Education is supposed to be an equal opportunity opportunity pursuit.
And when you have an education guideline that makes it a priority to limit access to essential education tools, like standardized test scores, it makes a mockery of that equal opportunity promise.
And that is what has been happening for decades.
When the first wave of cdc schools opened in the early 1980s, the issue of standardized testing was one of the most controversial issues in American education.
The first test was called the PARCC, and it required parents to pay thousands of dollars for an assessment of their child’s performance.
And the test was designed to measure children’s reading and math skills.
But a few states, including New Jersey, Florida, and California, passed laws to limit testing.
The results were not good.
Some states even required that the test take place at a school, not a private facility.
And because the tests were not standardized, they had no independent, objective validity.
The result was that most kids in these cdc classrooms did not receive the best education they could have, and some didn’t get as much as they could’ve.
This is the sort of issue that, for many decades, has dominated education policymaking in the United States.
But as the first generation of cddc schools started opening around the country, the stakes of testing have escalated dramatically.
Today, we are seeing the fallout of that policy.
The first wave Of cdc students in California.
(Reuters)The first major wave of tests in the cdc system started in the 1980s.
But it didn’t last long.
The number of students who took the PARcc standardized test dropped by over 80 percent between 1978 and 1999, and by roughly the same percentage in other states.

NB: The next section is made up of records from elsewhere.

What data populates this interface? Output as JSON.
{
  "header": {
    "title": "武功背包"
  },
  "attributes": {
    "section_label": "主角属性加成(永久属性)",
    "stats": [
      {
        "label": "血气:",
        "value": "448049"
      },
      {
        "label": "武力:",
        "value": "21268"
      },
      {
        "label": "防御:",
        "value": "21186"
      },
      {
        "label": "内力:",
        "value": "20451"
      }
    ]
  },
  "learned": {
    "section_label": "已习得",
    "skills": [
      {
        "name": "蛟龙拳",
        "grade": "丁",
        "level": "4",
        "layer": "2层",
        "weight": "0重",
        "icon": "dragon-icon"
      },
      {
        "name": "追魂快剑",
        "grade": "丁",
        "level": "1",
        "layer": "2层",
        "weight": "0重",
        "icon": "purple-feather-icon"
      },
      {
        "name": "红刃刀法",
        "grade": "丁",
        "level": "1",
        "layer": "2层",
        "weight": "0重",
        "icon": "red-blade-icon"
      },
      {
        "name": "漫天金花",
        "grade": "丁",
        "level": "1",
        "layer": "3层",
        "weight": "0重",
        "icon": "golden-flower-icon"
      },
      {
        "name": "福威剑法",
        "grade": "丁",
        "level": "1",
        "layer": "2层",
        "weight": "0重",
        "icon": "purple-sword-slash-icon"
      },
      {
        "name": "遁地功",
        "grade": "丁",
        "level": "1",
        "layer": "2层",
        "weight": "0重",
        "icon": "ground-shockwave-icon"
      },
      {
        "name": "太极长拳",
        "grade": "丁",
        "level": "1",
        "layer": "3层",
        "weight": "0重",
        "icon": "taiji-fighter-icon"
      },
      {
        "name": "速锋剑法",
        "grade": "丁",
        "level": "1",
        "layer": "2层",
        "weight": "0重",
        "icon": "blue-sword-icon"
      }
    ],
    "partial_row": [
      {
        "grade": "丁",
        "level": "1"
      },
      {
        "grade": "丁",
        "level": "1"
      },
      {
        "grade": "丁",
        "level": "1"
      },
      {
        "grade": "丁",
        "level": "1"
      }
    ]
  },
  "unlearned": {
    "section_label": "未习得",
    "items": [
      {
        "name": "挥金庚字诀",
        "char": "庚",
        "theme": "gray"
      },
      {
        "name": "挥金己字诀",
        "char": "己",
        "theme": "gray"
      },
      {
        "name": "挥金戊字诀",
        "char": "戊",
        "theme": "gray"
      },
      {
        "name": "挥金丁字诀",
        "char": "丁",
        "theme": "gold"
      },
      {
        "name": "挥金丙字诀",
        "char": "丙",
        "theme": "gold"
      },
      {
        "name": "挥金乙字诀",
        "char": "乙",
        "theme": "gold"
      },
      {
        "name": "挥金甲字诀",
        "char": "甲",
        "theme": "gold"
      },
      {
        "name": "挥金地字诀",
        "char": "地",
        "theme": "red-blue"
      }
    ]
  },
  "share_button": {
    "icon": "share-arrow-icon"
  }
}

And as the number of tests went down, scores for the state’s standardized tests rose as well.
This trend has continued over the last 30 years, as testing has gotten more rigorous.
Today, the PARC has become one of most widely used tests in American schools.
The PARCC test is based on the Common Core standards.
As the PARCE exam has become the de facto standard for public schools across the country since the beginning of the Common School Revolution, this has meant that the PARc has become a major predictor of student achievement.
For students who have never taken a test before, it’s easy to get caught up in the hype.
And, for students who haven’t even taken one test in their lives, it can be difficult to remember how to use an exam.
And for teachers, the exam has a huge impact on the way they teach.
So teachers and students alike are constantly trying to remember what the PARcode says and how it’s administered, which can be overwhelming for students.
When students fail a test, they can feel that they are falling behind.
They’re afraid that they will be graded poorly.
And they’re also often confused about how to apply the knowledge they have learned.
If a test is difficult, or if they fail to apply it, they may feel that their performance on the test is too low.
So they may also feel like they’re not learning anything.
In the past, students who did poorly on the PARce exam would receive the equivalent of a GED, but that was soon changed.
In the 1990s, teachers were given the option of changing their assessment in two ways.
Either they could either take a second test to ensure that their students did well on the first test or they could take a test designed to assess their ability to learn.
The second option was the most common and was the subject of widespread debate among teachers and parents.
But the most popular option is to continue to administer the PARces test as it is.
This was a controversial choice, and one that was very much in the eye of the beholder.
Teachers and parents worried about whether students were learning enough, and worried that the quality of instruction they provided was not up to par.
As a result, many teachers and school leaders were opposed to the idea of allowing students to retake the test.
This issue, as well as the PARnces test, was ultimately brought to the forefront of national education policy debate by the controversy surrounding the PARcs tests in 2008.
Teachers across the United Kingdom began to organize protests against the PARcodes.
And after more than a decade of pressure, the Education Secretary of the United Kingdoms finally backed down and agreed to let teachers retake the PARcom exam.
As of the 2016-2017 school year, only 8 percent of students in England and Wales took the new PARcc test, and in the UK, the rate is even lower: only 5.5 percent of pupils took the test in 2016-17.
But even this number is significantly lower than what was seen in the U.S. During this same period, the percentage of students taking the PARci test in the US rose from 15.4 percent in 2016 to 17.1 percent in 2017.
And even after